Candida Höfer has been photographing both public and semi-public spaces in a style defined by an anachronistic approach since 1989.
Candida Höfer (1944, Eberswalde, Germany) has been photographing both public and semi-public spaces in a style defined by an anachronistic approach since 1989. After studying at the Kölner Werkschule between 1964 and 1968, Candida Höfer attended the Kunstakademie in Düsseldorf (Germany), initially reading film with Ole John (1973-1976) and then photography with Bernd Becher (1976 -1982). Following in the tradition of the Düsseldorf School of photography, Candida Höfer has often captured images of waiting rooms, spa resorts, banks, churches, libraries, theaters, and museums.
"I do my work. My work is my statement. Generally, I think, there is too much interest in what an artist has to say. Or what she or he looks like, instead of what she or he does." —Candida Höfer

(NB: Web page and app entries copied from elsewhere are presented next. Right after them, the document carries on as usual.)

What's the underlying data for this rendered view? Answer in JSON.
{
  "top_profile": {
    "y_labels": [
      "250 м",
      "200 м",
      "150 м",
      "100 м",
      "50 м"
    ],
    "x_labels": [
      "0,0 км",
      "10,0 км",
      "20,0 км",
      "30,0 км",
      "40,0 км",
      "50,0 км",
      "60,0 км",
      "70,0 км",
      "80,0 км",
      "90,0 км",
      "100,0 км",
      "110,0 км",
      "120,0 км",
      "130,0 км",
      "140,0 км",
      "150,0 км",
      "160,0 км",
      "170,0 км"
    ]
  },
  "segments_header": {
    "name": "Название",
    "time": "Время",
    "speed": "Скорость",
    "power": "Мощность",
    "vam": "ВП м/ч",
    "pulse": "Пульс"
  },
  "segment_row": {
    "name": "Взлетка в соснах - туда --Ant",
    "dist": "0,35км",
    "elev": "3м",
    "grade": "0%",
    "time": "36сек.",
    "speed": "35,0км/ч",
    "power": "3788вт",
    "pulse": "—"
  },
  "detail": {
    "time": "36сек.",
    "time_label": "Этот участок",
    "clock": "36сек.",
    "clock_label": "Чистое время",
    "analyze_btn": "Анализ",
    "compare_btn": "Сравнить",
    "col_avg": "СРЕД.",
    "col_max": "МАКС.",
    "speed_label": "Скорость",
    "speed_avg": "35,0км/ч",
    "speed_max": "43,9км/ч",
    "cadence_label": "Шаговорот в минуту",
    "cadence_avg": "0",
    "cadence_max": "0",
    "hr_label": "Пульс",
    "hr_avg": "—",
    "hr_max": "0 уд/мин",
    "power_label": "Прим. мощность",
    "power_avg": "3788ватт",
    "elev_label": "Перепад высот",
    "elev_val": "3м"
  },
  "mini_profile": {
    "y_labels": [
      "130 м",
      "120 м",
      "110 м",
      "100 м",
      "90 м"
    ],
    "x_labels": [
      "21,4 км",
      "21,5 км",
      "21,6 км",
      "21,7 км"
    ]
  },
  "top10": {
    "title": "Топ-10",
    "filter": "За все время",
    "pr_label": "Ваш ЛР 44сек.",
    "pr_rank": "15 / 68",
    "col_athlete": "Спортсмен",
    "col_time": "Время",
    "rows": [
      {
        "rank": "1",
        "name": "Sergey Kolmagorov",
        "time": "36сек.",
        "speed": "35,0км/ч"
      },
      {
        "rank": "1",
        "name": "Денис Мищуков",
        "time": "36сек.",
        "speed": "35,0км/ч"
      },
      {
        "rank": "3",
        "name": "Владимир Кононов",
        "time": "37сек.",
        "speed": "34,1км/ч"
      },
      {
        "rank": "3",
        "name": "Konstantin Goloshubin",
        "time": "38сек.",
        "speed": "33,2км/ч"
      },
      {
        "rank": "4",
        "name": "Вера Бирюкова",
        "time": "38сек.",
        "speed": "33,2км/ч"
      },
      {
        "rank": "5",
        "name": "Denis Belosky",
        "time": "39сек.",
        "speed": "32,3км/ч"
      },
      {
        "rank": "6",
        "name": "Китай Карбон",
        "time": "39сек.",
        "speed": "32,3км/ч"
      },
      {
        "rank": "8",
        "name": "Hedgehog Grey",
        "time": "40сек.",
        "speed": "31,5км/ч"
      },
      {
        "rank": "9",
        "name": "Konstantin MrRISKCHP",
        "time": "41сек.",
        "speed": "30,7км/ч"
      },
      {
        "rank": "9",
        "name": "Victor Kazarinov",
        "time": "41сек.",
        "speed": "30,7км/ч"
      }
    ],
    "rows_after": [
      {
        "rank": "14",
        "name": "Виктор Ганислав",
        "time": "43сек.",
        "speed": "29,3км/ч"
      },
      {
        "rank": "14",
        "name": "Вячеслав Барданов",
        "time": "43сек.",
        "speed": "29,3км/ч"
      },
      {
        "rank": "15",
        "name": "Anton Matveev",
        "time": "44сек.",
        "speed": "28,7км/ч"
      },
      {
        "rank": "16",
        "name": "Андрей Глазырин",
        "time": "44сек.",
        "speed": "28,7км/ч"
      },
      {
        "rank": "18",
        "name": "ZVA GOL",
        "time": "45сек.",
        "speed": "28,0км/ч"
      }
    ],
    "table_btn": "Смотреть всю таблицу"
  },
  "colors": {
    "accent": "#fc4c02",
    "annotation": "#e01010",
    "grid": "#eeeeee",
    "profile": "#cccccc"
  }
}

These transitional spaces are also places where universal culture is accumulated, organized, and conserved to an encyclopedic degree, and are photographed by the artist with a rigor and simplicity approaching minimalism. Immediately recognizable, Candida Höfer’s photographs crystallize the peculiar inherent in places where often an illustrious history clashes with their present-day use. As in Spiegelkantine at Hamburg’s Museum für Kunst und Gewerbe, the lighting for these neutral shots comes solely from the natural light of the location. Spaces normally packed with visitors are shown devoid of human presence: all that remains are the outlines of these architectural products of culture or industry.